• _Work required_: Below are some records; reproduce them exactly.

• _Extracted data_:
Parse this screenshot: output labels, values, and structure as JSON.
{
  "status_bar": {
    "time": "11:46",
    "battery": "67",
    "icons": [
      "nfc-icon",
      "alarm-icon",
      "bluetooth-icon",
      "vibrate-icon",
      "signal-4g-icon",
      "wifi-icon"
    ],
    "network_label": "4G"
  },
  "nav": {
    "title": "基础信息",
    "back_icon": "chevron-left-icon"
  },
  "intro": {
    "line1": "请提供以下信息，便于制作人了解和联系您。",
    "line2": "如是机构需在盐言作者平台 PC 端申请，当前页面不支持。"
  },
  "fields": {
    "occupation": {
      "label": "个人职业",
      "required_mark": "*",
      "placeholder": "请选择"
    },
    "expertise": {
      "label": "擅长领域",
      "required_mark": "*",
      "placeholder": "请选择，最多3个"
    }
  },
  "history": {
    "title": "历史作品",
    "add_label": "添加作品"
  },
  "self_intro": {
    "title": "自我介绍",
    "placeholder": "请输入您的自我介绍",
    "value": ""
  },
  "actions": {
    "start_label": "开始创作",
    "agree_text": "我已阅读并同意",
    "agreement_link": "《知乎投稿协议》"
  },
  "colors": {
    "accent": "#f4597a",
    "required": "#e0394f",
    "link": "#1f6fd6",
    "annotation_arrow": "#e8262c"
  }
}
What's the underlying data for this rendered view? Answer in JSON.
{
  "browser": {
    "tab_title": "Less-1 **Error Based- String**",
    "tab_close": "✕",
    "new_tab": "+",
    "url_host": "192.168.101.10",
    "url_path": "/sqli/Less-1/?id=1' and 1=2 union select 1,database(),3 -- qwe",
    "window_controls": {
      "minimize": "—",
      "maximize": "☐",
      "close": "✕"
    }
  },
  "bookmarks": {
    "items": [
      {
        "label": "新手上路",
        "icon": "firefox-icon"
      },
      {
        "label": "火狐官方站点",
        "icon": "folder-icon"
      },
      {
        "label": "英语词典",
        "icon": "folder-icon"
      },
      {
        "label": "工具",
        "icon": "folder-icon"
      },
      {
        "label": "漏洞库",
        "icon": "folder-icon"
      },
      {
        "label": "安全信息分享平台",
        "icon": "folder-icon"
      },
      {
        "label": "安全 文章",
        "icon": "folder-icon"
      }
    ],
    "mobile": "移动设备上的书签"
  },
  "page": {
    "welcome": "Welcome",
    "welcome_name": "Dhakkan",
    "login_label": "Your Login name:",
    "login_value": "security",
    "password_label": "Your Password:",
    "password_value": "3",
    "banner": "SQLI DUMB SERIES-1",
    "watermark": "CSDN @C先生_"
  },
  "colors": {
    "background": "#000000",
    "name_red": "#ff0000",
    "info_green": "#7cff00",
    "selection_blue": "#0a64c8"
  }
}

• _Response to the exercise_:
Parse this screenshot: output labels, values, and structure as JSON.
{
  "status_bar": {
    "time": "11:46",
    "battery": "67",
    "icons": [
      "nfc-icon",
      "alarm-icon",
      "bluetooth-icon",
      "vibrate-icon",
      "signal-4g-icon",
      "wifi-icon"
    ],
    "network_label": "4G"
  },
  "nav": {
    "title": "基础信息",
    "back_icon": "chevron-left-icon"
  },
  "intro": {
    "line1": "请提供以下信息，便于制作人了解和联系您。",
    "line2": "如是机构需在盐言作者平台 PC 端申请，当前页面不支持。"
  },
  "fields": {
    "occupation": {
      "label": "个人职业",
      "required_mark": "*",
      "placeholder": "请选择"
    },
    "expertise": {
      "label": "擅长领域",
      "required_mark": "*",
      "placeholder": "请选择，最多3个"
    }
  },
  "history": {
    "title": "历史作品",
    "add_label": "添加作品"
  },
  "self_intro": {
    "title": "自我介绍",
    "placeholder": "请输入您的自我介绍",
    "value": ""
  },
  "actions": {
    "start_label": "开始创作",
    "agree_text": "我已阅读并同意",
    "agreement_link": "《知乎投稿协议》"
  },
  "colors": {
    "accent": "#f4597a",
    "required": "#e0394f",
    "link": "#1f6fd6",
    "annotation_arrow": "#e8262c"
  }
}
What's the underlying data for this rendered view? Answer in JSON.
{
  "browser": {
    "tab_title": "Less-1 **Error Based- String**",
    "tab_close": "✕",
    "new_tab": "+",
    "url_host": "192.168.101.10",
    "url_path": "/sqli/Less-1/?id=1' and 1=2 union select 1,database(),3 -- qwe",
    "window_controls": {
      "minimize": "—",
      "maximize": "☐",
      "close": "✕"
    }
  },
  "bookmarks": {
    "items": [
      {
        "label": "新手上路",
        "icon": "firefox-icon"
      },
      {
        "label": "火狐官方站点",
        "icon": "folder-icon"
      },
      {
        "label": "英语词典",
        "icon": "folder-icon"
      },
      {
        "label": "工具",
        "icon": "folder-icon"
      },
      {
        "label": "漏洞库",
        "icon": "folder-icon"
      },
      {
        "label": "安全信息分享平台",
        "icon": "folder-icon"
      },
      {
        "label": "安全 文章",
        "icon": "folder-icon"
      }
    ],
    "mobile": "移动设备上的书签"
  },
  "page": {
    "welcome": "Welcome",
    "welcome_name": "Dhakkan",
    "login_label": "Your Login name:",
    "login_value": "security",
    "password_label": "Your Password:",
    "password_value": "3",
    "banner": "SQLI DUMB SERIES-1",
    "watermark": "CSDN @C先生_"
  },
  "colors": {
    "background": "#000000",
    "name_red": "#ff0000",
    "info_green": "#7cff00",
    "selection_blue": "#0a64c8"
  }
}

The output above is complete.